This time around we’re waiting for George R.R. Martin’s ‘Son of Kong’, The Winds of Winter. Every other month there is a new rumor about a publication date for the long-awaited book. The latest rumored date to be shot down was October 2015. Caveat Lector: This post contains spoilers for all five published A Song of Ice and Fire novels as well as spoilers for the unpublished sixth novel of A Song of Ice and Fire Introduction. Roger Federer as Religious Experience - Tennis. The Moments are more intense if you’ve played enough tennis to understand the impossibility of what you just saw him do.

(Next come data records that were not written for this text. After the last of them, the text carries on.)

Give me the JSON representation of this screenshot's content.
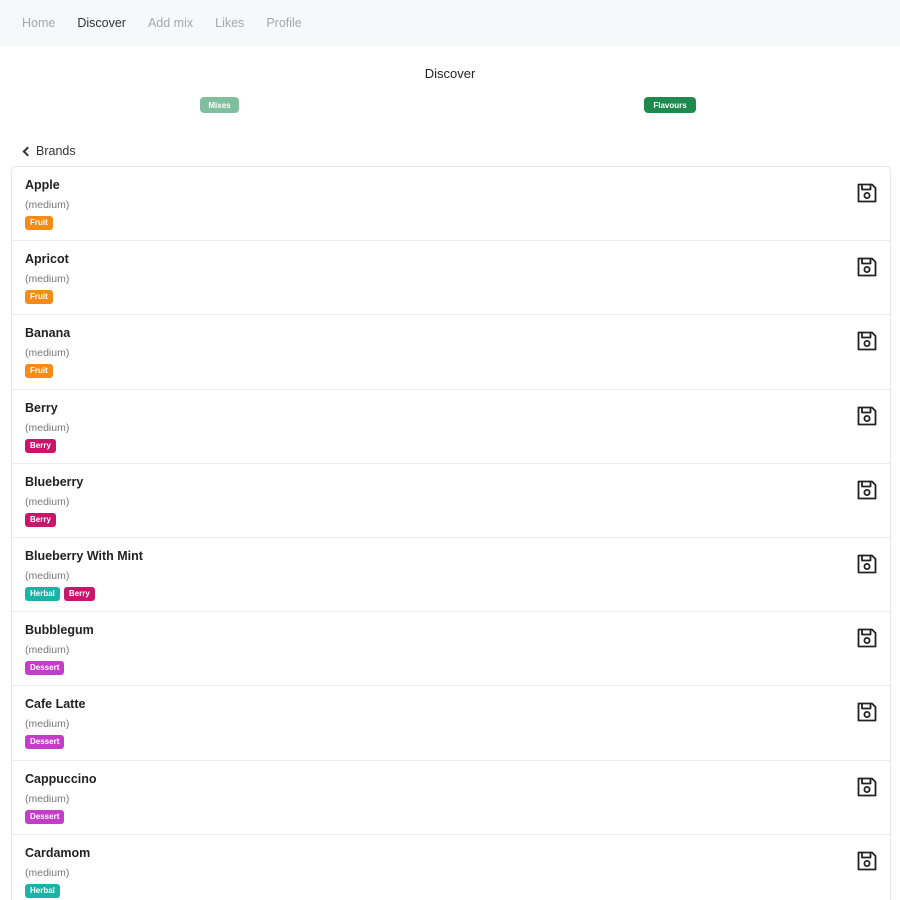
{
  "nav": {
    "items": [
      {
        "label": "Home",
        "active": false
      },
      {
        "label": "Discover",
        "active": true
      },
      {
        "label": "Add mix",
        "active": false
      },
      {
        "label": "Likes",
        "active": false
      },
      {
        "label": "Profile",
        "active": false
      }
    ]
  },
  "page": {
    "title": "Discover",
    "segments": {
      "mixes": "Mixes",
      "flavours": "Flavours"
    },
    "back_label": "Brands"
  },
  "colors": {
    "Fruit": "#f58c1a",
    "Berry": "#c9166c",
    "Herbal": "#1ab3a7",
    "Dessert": "#c43cc9",
    "segment_inactive": "#7fbf9e",
    "segment_active": "#1e8a4d"
  },
  "flavours": [
    {
      "name": "Apple",
      "strength": "(medium)",
      "tags": [
        "Fruit"
      ]
    },
    {
      "name": "Apricot",
      "strength": "(medium)",
      "tags": [
        "Fruit"
      ]
    },
    {
      "name": "Banana",
      "strength": "(medium)",
      "tags": [
        "Fruit"
      ]
    },
    {
      "name": "Berry",
      "strength": "(medium)",
      "tags": [
        "Berry"
      ]
    },
    {
      "name": "Blueberry",
      "strength": "(medium)",
      "tags": [
        "Berry"
      ]
    },
    {
      "name": "Blueberry With Mint",
      "strength": "(medium)",
      "tags": [
        "Herbal",
        "Berry"
      ]
    },
    {
      "name": "Bubblegum",
      "strength": "(medium)",
      "tags": [
        "Dessert"
      ]
    },
    {
      "name": "Cafe Latte",
      "strength": "(medium)",
      "tags": [
        "Dessert"
      ]
    },
    {
      "name": "Cappuccino",
      "strength": "(medium)",
      "tags": [
        "Dessert"
      ]
    },
    {
      "name": "Cardamom",
      "strength": "(medium)",
      "tags": [
        "Herbal"
      ]
    }
  ],
  "icons": {
    "save": "floppy-disk-icon",
    "back": "chevron-left-icon"
  }
}
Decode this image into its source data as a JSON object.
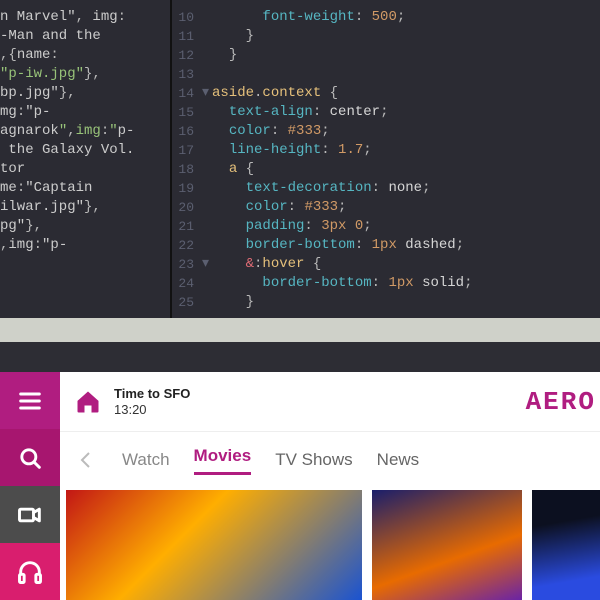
{
  "editor": {
    "left_lines": [
      "n Marvel\", img:",
      "-Man and the",
      ",{name:",
      "\"p-iw.jpg\"},",
      "bp.jpg\"},",
      "mg:\"p-",
      "agnarok\",img:\"p-",
      " the Galaxy Vol.",
      "tor",
      "me:\"Captain",
      "ilwar.jpg\"},",
      "pg\"},",
      ",img:\"p-"
    ],
    "right_lines": [
      {
        "ln": "10",
        "indent": 3,
        "tokens": [
          [
            "s-prop",
            "font-weight"
          ],
          [
            "s-punc",
            ": "
          ],
          [
            "s-num",
            "500"
          ],
          [
            "s-punc",
            ";"
          ]
        ]
      },
      {
        "ln": "11",
        "indent": 2,
        "tokens": [
          [
            "s-punc",
            "}"
          ]
        ]
      },
      {
        "ln": "12",
        "indent": 1,
        "tokens": [
          [
            "s-punc",
            "}"
          ]
        ]
      },
      {
        "ln": "13",
        "indent": 0,
        "tokens": []
      },
      {
        "ln": "14",
        "indent": 0,
        "fold": "▾",
        "tokens": [
          [
            "s-tag",
            "aside"
          ],
          [
            "s-punc",
            "."
          ],
          [
            "s-tag",
            "context"
          ],
          [
            "s-punc",
            " {"
          ]
        ]
      },
      {
        "ln": "15",
        "indent": 1,
        "tokens": [
          [
            "s-prop",
            "text-align"
          ],
          [
            "s-punc",
            ": "
          ],
          [
            "s-plain",
            "center"
          ],
          [
            "s-punc",
            ";"
          ]
        ]
      },
      {
        "ln": "16",
        "indent": 1,
        "tokens": [
          [
            "s-prop",
            "color"
          ],
          [
            "s-punc",
            ": "
          ],
          [
            "s-num",
            "#333"
          ],
          [
            "s-punc",
            ";"
          ]
        ]
      },
      {
        "ln": "17",
        "indent": 1,
        "tokens": [
          [
            "s-prop",
            "line-height"
          ],
          [
            "s-punc",
            ": "
          ],
          [
            "s-num",
            "1.7"
          ],
          [
            "s-punc",
            ";"
          ]
        ]
      },
      {
        "ln": "18",
        "indent": 1,
        "tokens": [
          [
            "s-tag",
            "a"
          ],
          [
            "s-punc",
            " {"
          ]
        ]
      },
      {
        "ln": "19",
        "indent": 2,
        "tokens": [
          [
            "s-prop",
            "text-decoration"
          ],
          [
            "s-punc",
            ": "
          ],
          [
            "s-plain",
            "none"
          ],
          [
            "s-punc",
            ";"
          ]
        ]
      },
      {
        "ln": "20",
        "indent": 2,
        "tokens": [
          [
            "s-prop",
            "color"
          ],
          [
            "s-punc",
            ": "
          ],
          [
            "s-num",
            "#333"
          ],
          [
            "s-punc",
            ";"
          ]
        ]
      },
      {
        "ln": "21",
        "indent": 2,
        "tokens": [
          [
            "s-prop",
            "padding"
          ],
          [
            "s-punc",
            ": "
          ],
          [
            "s-num",
            "3px 0"
          ],
          [
            "s-punc",
            ";"
          ]
        ]
      },
      {
        "ln": "22",
        "indent": 2,
        "tokens": [
          [
            "s-prop",
            "border-bottom"
          ],
          [
            "s-punc",
            ": "
          ],
          [
            "s-num",
            "1px"
          ],
          [
            "s-punc",
            " "
          ],
          [
            "s-plain",
            "dashed"
          ],
          [
            "s-punc",
            ";"
          ]
        ]
      },
      {
        "ln": "23",
        "indent": 2,
        "fold": "▾",
        "tokens": [
          [
            "s-amp",
            "&"
          ],
          [
            "s-punc",
            ":"
          ],
          [
            "s-tag",
            "hover"
          ],
          [
            "s-punc",
            " {"
          ]
        ]
      },
      {
        "ln": "24",
        "indent": 3,
        "tokens": [
          [
            "s-prop",
            "border-bottom"
          ],
          [
            "s-punc",
            ": "
          ],
          [
            "s-num",
            "1px"
          ],
          [
            "s-punc",
            " "
          ],
          [
            "s-plain",
            "solid"
          ],
          [
            "s-punc",
            ";"
          ]
        ]
      },
      {
        "ln": "25",
        "indent": 2,
        "tokens": [
          [
            "s-punc",
            "}"
          ]
        ]
      }
    ]
  },
  "app": {
    "brand": "AERO",
    "destination_label": "Time to SFO",
    "destination_time": "13:20",
    "breadcrumb": "Watch",
    "tabs": [
      "Movies",
      "TV Shows",
      "News"
    ],
    "active_tab": "Movies"
  }
}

We’ve all got our examples. Here is one. It’s the finals of the 2005 U.S. Open, Federer serving to Andre Agassi early in the fourth set. Anyway, that’s one example of a Federer Moment, and that was merely on TV — and the truth is that TV tennis is to live tennis pretty much as video porn is to the felt reality of human love. Journalistically speaking, there is no hot news to offer you about Roger Federer. This present article is more about a spectator’s experience of Federer, and its context. Beauty is not the goal of competitive sports, but high-level sports are a prime venue for the expression of human beauty. Amazon.com: Red Notice: A True Story of High Finance, Murder, and One Man's Fight for Justice (9781476755717): Bill Browder: Books. Best Sellers. The Martian: Andy Weir: 9780553418026: Amazon.com: Books. Google. A Man in Full. Summary This is Wolfe's second novel.
A Man In Full features a number of point-of-view characters. These include Charles "Cap'm Charlie" Croker, a real estate mogul and member of Atlanta's high society who is suddenly facing bankruptcy; Martha Croker, his first wife, trying to maintain her social standing without her husband; Ray Peepgass, who is trying illegally to capitalize on Croker's fall; Roger "Too White" White II, a prominent black lawyer; and Conrad Hensley, a young man in prison who discovers Stoic philosophy.
The novel begins with the characters learning of the rumored rape of a young white heiress by a black superstar athlete, Fareek "The Canon" Fanon. Though the incident itself is unimportant to the lives of the characters, the potential for the rumor to incite race riots in metropolitan Atlanta has a profound effect on all of their lives.  Most of the mainstream American newspapers and news magazines gave the book positive reviews. Other media